  34. ^ PTI (9 May 2021). "Himanta Biswa Sarma set to become chief minister of Assam". The Economic Times. Retrieved 8 May 2022.
  35. ^ Sharma, Vibha (9 May 2021). "Himanta Biswa Sarma is new chief minister of Assam". Tribune India. Retrieved 22 September 2021.{{cite web}}: CS1 maint: url-status (link)
  36. ^ a b "Himanta Biswa Sarma sworn-in as 15th chief minister of Assam". The Times of India. 10 May 2021. Retrieved 8 May 2022.
  37. ^ "Himanta Biswa Sarma sworn in as Assam CM". The Hindu. 10 May 2021. ISSN 0971-751X. Retrieved 8 May 2022.
  38. ^ ANI (10 May 2021). "Himanta Biswa Sarma sworn in as Chief Minister of Assam". Business Standard India. Retrieved 8 May 2022.
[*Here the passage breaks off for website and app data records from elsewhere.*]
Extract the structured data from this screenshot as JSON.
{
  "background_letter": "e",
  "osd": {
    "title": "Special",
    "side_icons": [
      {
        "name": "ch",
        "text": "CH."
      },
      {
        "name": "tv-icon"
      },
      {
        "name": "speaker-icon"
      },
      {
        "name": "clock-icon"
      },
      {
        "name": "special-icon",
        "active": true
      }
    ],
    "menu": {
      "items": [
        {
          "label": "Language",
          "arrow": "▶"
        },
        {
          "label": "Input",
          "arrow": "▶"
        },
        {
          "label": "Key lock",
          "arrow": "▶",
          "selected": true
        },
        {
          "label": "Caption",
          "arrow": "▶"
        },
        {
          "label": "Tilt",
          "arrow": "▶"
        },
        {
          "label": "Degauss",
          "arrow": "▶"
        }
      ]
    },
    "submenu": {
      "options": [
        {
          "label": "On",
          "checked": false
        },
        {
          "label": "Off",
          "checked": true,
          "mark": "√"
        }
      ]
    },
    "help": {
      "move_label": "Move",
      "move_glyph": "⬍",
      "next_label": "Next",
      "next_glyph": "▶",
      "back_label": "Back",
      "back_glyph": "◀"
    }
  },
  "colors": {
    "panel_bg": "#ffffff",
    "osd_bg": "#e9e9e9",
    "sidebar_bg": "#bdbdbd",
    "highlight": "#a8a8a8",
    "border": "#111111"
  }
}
  39. ^ "Adopt 'decent family planning' policy to reduce poverty: Assam CM Himanta Biswa Sarma tells Muslims". Scroll.in. Scroll. Retrieved 1 July 2021.
  40. ^ Parashar, Utpal (21 September 2021). "Assam Police arrest 450 land brokers in crackdown against 'Dalal Raj'". Hindustan Times. Retrieved 21 September 2021.{{cite web}}: CS1 maint: url-status (link)
  41. ^ "Assam: Bill to end practice of running madrassa by state govt tabled in Assembly; Congress, AIUDF oppose". Times Now. 28 December 2020. Retrieved 17 February 2022.
  42. ^ "Extrajudicial killings on the rise in Assam". Kashmir Media Service. 24 July 2021. Retrieved 2 September 2022.
  43. ^ "Himanta Biswa Sarma Defends Police 'Encounters', Says Those 'Fleeing Custody' Should Be Shot". The Wire. 6 July 2021. Retrieved 2 September 2022.
  44. ^ Das, Gaurav (10 July 2021). "With CM's Endorsement, Assam Police Forges Ahead on 'Encounter' Spree". The Wire. Retrieved 2 September 2022.
  45. ^ "Assam bulldozes another madrassa 'linked to al-Qaeda'". The Hindu. 4 September 2022. Retrieved 31 August 2022.
  46. ^ Saikia, Arunabh (28 July 2021). "Does Assam CM's belligerence over border dispute mark turn from coalition builder to regional bully?". Scroll.in. Retrieved 22 September 2021.{{cite web}}: CS1 maint: url-status (link)
  47. ^ Mazumdar, Prasanta (30 July 2021). "Do not visit Mizoram: Assam travel advisory for its people". The New Indian Express. Retrieved 22 September 2021.{{cite web}}: CS1 maint: url-status (link)
  48. ^ "No curbs on travel to Mizoram, says Assam CM Himanta Biswa Sarma". The New Indian Express. 30 July 2021. Retrieved 22 September 2021.{{cite web}}: CS1 maint: url-status (link)
  49. ^ Bhardwaj, Ananya (31 July 2021). "Mizoram says Assam govt order on checking of vehicles for drugs 'harassment', writes to MHA". ThePrint. Retrieved 22 September 2021.
  50. ^ Singh, Abhilash (30 July 2021). "Mizoram Govt condemns Assam's order to check all vehicles from Mizoram". EastMojo. Retrieved 22 September 2021.

External linksEdit